(Excerpts from an interface dataset)
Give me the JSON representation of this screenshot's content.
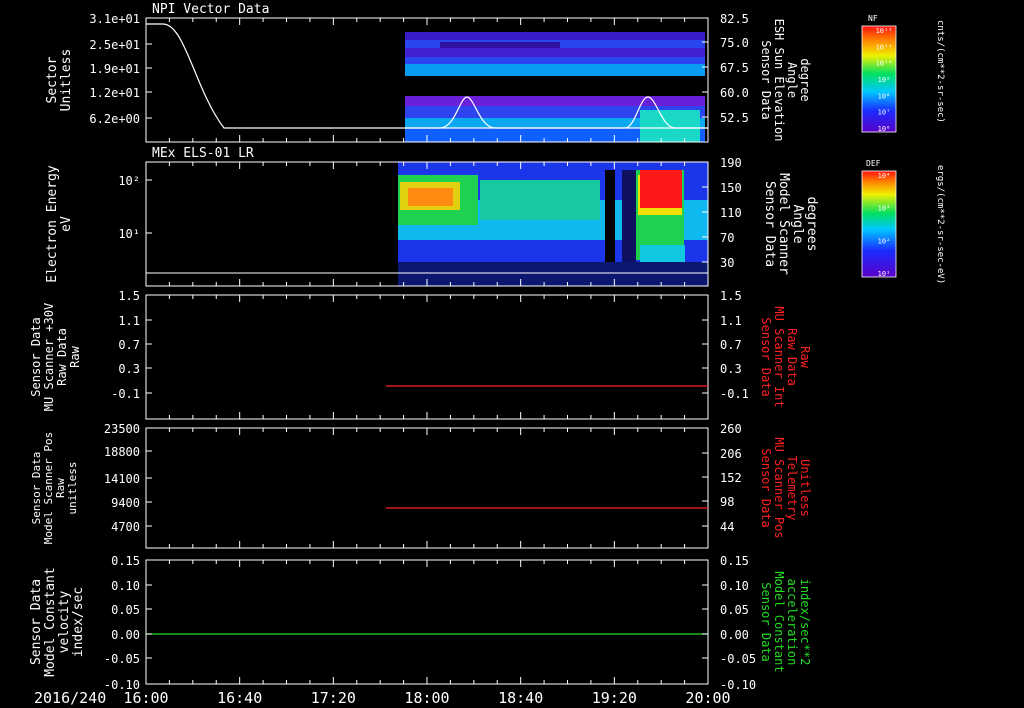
{
  "date_label": "2016/240",
  "time_ticks": [
    "16:00",
    "16:40",
    "17:20",
    "18:00",
    "18:40",
    "19:20",
    "20:00"
  ],
  "panels": [
    {
      "title": "NPI Vector Data",
      "left_label": [
        "Sector",
        "Unitless"
      ],
      "left_ticks": [
        "3.1e+01",
        "2.5e+01",
        "1.9e+01",
        "1.2e+01",
        "6.2e+00"
      ],
      "right_label": [
        "Sensor Data",
        "ESH Sun Elevation",
        "Angle",
        "degree"
      ],
      "right_ticks": [
        "82.5",
        "75.0",
        "67.5",
        "60.0",
        "52.5"
      ],
      "right_label_color": "#ffffff"
    },
    {
      "title": "MEx ELS-01 LR",
      "left_label": [
        "Electron Energy",
        "eV"
      ],
      "left_ticks": [
        "10²",
        "10¹"
      ],
      "right_label": [
        "Sensor Data",
        "Model Scanner",
        "Angle",
        "degrees"
      ],
      "right_ticks": [
        "190",
        "150",
        "110",
        "70",
        "30"
      ],
      "right_label_color": "#ffffff"
    },
    {
      "title": "",
      "left_label": [
        "Sensor Data",
        "MU Scanner +30V",
        "Raw Data",
        "Raw"
      ],
      "left_ticks": [
        "1.5",
        "1.1",
        "0.7",
        "0.3",
        "-0.1"
      ],
      "right_label": [
        "Sensor Data",
        "MU Scanner Int",
        "Raw Data",
        "Raw"
      ],
      "right_ticks": [
        "1.5",
        "1.1",
        "0.7",
        "0.3",
        "-0.1"
      ],
      "right_label_color": "#ff2020"
    },
    {
      "title": "",
      "left_label": [
        "Sensor Data",
        "Model Scanner Pos",
        "Raw",
        "unitless"
      ],
      "left_ticks": [
        "23500",
        "18800",
        "14100",
        "9400",
        "4700"
      ],
      "right_label": [
        "Sensor Data",
        "MU Scanner Pos",
        "Telemetry",
        "Unitless"
      ],
      "right_ticks": [
        "260",
        "206",
        "152",
        "98",
        "44"
      ],
      "right_label_color": "#ff2020"
    },
    {
      "title": "",
      "left_label": [
        "Sensor Data",
        "Model Constant",
        "velocity",
        "index/sec"
      ],
      "left_ticks": [
        "0.15",
        "0.10",
        "0.05",
        "0.00",
        "-0.05",
        "-0.10"
      ],
      "right_label": [
        "Sensor Data",
        "Model Constant",
        "acceleration",
        "index/sec**2"
      ],
      "right_ticks": [
        "0.15",
        "0.10",
        "0.05",
        "0.00",
        "-0.05",
        "-0.10"
      ],
      "right_label_color": "#22dd22"
    }
  ],
  "colorbars": [
    {
      "header": "NF",
      "unit": "cnts/(cm**2-sr-sec)",
      "ticks": [
        "10¹²",
        "10¹¹",
        "10¹⁰",
        "10⁹",
        "10⁸",
        "10⁷",
        "10⁶"
      ]
    },
    {
      "header": "DEF",
      "unit": "ergs/(cm**2-sr-sec-eV)",
      "ticks": [
        "10⁴",
        "10³",
        "10²",
        "10¹"
      ]
    }
  ],
  "chart_data": [
    {
      "type": "line",
      "title": "NPI Vector Data",
      "ylabel": "Sector Unitless",
      "ylim": [
        0,
        31
      ],
      "x": [
        "16:00",
        "16:05",
        "16:12",
        "16:20",
        "16:30",
        "16:37",
        "16:40",
        "17:00",
        "17:20",
        "17:44",
        "18:00",
        "18:20",
        "18:40",
        "19:00",
        "19:20",
        "19:35",
        "19:45",
        "20:00"
      ],
      "series": [
        {
          "values": [
            31,
            31,
            29,
            22,
            11,
            4,
            3,
            3,
            3,
            3,
            3,
            3,
            3,
            3,
            3,
            3,
            3,
            3
          ]
        }
      ],
      "secondary_series": {
        "ylabel": "Sensor Data ESH Sun Elevation Angle degree",
        "ylim": [
          45,
          85
        ],
        "x": [
          "17:44",
          "18:05",
          "18:10",
          "18:15",
          "18:20",
          "18:25",
          "19:25",
          "19:30",
          "19:35",
          "19:40",
          "19:45"
        ],
        "values": [
          47,
          47,
          52,
          58,
          52,
          47,
          47,
          52,
          58,
          52,
          47
        ]
      }
    },
    {
      "type": "heatmap",
      "title": "MEx ELS-01 LR",
      "ylabel": "Electron Energy eV",
      "y_scale": "log",
      "data_start": "17:44",
      "data_end": "20:00",
      "reference_line": {
        "label": "Sensor Data Model Scanner Angle degrees",
        "value": 10
      }
    },
    {
      "type": "line",
      "ylabel": "Sensor Data MU Scanner +30V Raw Data Raw",
      "ylim": [
        -0.3,
        1.5
      ],
      "series": [
        {
          "x": [
            "17:35",
            "20:00"
          ],
          "values": [
            0.0,
            0.0
          ]
        }
      ]
    },
    {
      "type": "line",
      "ylabel": "Sensor Data Model Scanner Pos Raw unitless",
      "ylim": [
        0,
        23500
      ],
      "series": [
        {
          "x": [
            "17:35",
            "20:00"
          ],
          "values": [
            8000,
            8000
          ]
        }
      ]
    },
    {
      "type": "line",
      "ylabel": "Sensor Data Model Constant velocity index/sec",
      "ylim": [
        -0.1,
        0.15
      ],
      "series": [
        {
          "x": [
            "16:00",
            "20:00"
          ],
          "values": [
            0.0,
            0.0
          ]
        }
      ]
    }
  ]
}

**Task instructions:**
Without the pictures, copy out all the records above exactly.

**Task answer:**
Give me the JSON representation of this screenshot's content.
{
  "date_label": "2016/240",
  "time_ticks": [
    "16:00",
    "16:40",
    "17:20",
    "18:00",
    "18:40",
    "19:20",
    "20:00"
  ],
  "panels": [
    {
      "title": "NPI Vector Data",
      "left_label": [
        "Sector",
        "Unitless"
      ],
      "left_ticks": [
        "3.1e+01",
        "2.5e+01",
        "1.9e+01",
        "1.2e+01",
        "6.2e+00"
      ],
      "right_label": [
        "Sensor Data",
        "ESH Sun Elevation",
        "Angle",
        "degree"
      ],
      "right_ticks": [
        "82.5",
        "75.0",
        "67.5",
        "60.0",
        "52.5"
      ],
      "right_label_color": "#ffffff"
    },
    {
      "title": "MEx ELS-01 LR",
      "left_label": [
        "Electron Energy",
        "eV"
      ],
      "left_ticks": [
        "10²",
        "10¹"
      ],
      "right_label": [
        "Sensor Data",
        "Model Scanner",
        "Angle",
        "degrees"
      ],
      "right_ticks": [
        "190",
        "150",
        "110",
        "70",
        "30"
      ],
      "right_label_color": "#ffffff"
    },
    {
      "title": "",
      "left_label": [
        "Sensor Data",
        "MU Scanner +30V",
        "Raw Data",
        "Raw"
      ],
      "left_ticks": [
        "1.5",
        "1.1",
        "0.7",
        "0.3",
        "-0.1"
      ],
      "right_label": [
        "Sensor Data",
        "MU Scanner Int",
        "Raw Data",
        "Raw"
      ],
      "right_ticks": [
        "1.5",
        "1.1",
        "0.7",
        "0.3",
        "-0.1"
      ],
      "right_label_color": "#ff2020"
    },
    {
      "title": "",
      "left_label": [
        "Sensor Data",
        "Model Scanner Pos",
        "Raw",
        "unitless"
      ],
      "left_ticks": [
        "23500",
        "18800",
        "14100",
        "9400",
        "4700"
      ],
      "right_label": [
        "Sensor Data",
        "MU Scanner Pos",
        "Telemetry",
        "Unitless"
      ],
      "right_ticks": [
        "260",
        "206",
        "152",
        "98",
        "44"
      ],
      "right_label_color": "#ff2020"
    },
    {
      "title": "",
      "left_label": [
        "Sensor Data",
        "Model Constant",
        "velocity",
        "index/sec"
      ],
      "left_ticks": [
        "0.15",
        "0.10",
        "0.05",
        "0.00",
        "-0.05",
        "-0.10"
      ],
      "right_label": [
        "Sensor Data",
        "Model Constant",
        "acceleration",
        "index/sec**2"
      ],
      "right_ticks": [
        "0.15",
        "0.10",
        "0.05",
        "0.00",
        "-0.05",
        "-0.10"
      ],
      "right_label_color": "#22dd22"
    }
  ],
  "colorbars": [
    {
      "header": "NF",
      "unit": "cnts/(cm**2-sr-sec)",
      "ticks": [
        "10¹²",
        "10¹¹",
        "10¹⁰",
        "10⁹",
        "10⁸",
        "10⁷",
        "10⁶"
      ]
    },
    {
      "header": "DEF",
      "unit": "ergs/(cm**2-sr-sec-eV)",
      "ticks": [
        "10⁴",
        "10³",
        "10²",
        "10¹"
      ]
    }
  ],
  "chart_data": [
    {
      "type": "line",
      "title": "NPI Vector Data",
      "ylabel": "Sector Unitless",
      "ylim": [
        0,
        31
      ],
      "x": [
        "16:00",
        "16:05",
        "16:12",
        "16:20",
        "16:30",
        "16:37",
        "16:40",
        "17:00",
        "17:20",
        "17:44",
        "18:00",
        "18:20",
        "18:40",
        "19:00",
        "19:20",
        "19:35",
        "19:45",
        "20:00"
      ],
      "series": [
        {
          "values": [
            31,
            31,
            29,
            22,
            11,
            4,
            3,
            3,
            3,
            3,
            3,
            3,
            3,
            3,
            3,
            3,
            3,
            3
          ]
        }
      ],
      "secondary_series": {
        "ylabel": "Sensor Data ESH Sun Elevation Angle degree",
        "ylim": [
          45,
          85
        ],
        "x": [
          "17:44",
          "18:05",
          "18:10",
          "18:15",
          "18:20",
          "18:25",
          "19:25",
          "19:30",
          "19:35",
          "19:40",
          "19:45"
        ],
        "values": [
          47,
          47,
          52,
          58,
          52,
          47,
          47,
          52,
          58,
          52,
          47
        ]
      }
    },
    {
      "type": "heatmap",
      "title": "MEx ELS-01 LR",
      "ylabel": "Electron Energy eV",
      "y_scale": "log",
      "data_start": "17:44",
      "data_end": "20:00",
      "reference_line": {
        "label": "Sensor Data Model Scanner Angle degrees",
        "value": 10
      }
    },
    {
      "type": "line",
      "ylabel": "Sensor Data MU Scanner +30V Raw Data Raw",
      "ylim": [
        -0.3,
        1.5
      ],
      "series": [
        {
          "x": [
            "17:35",
            "20:00"
          ],
          "values": [
            0.0,
            0.0
          ]
        }
      ]
    },
    {
      "type": "line",
      "ylabel": "Sensor Data Model Scanner Pos Raw unitless",
      "ylim": [
        0,
        23500
      ],
      "series": [
        {
          "x": [
            "17:35",
            "20:00"
          ],
          "values": [
            8000,
            8000
          ]
        }
      ]
    },
    {
      "type": "line",
      "ylabel": "Sensor Data Model Constant velocity index/sec",
      "ylim": [
        -0.1,
        0.15
      ],
      "series": [
        {
          "x": [
            "16:00",
            "20:00"
          ],
          "values": [
            0.0,
            0.0
          ]
        }
      ]
    }
  ]
}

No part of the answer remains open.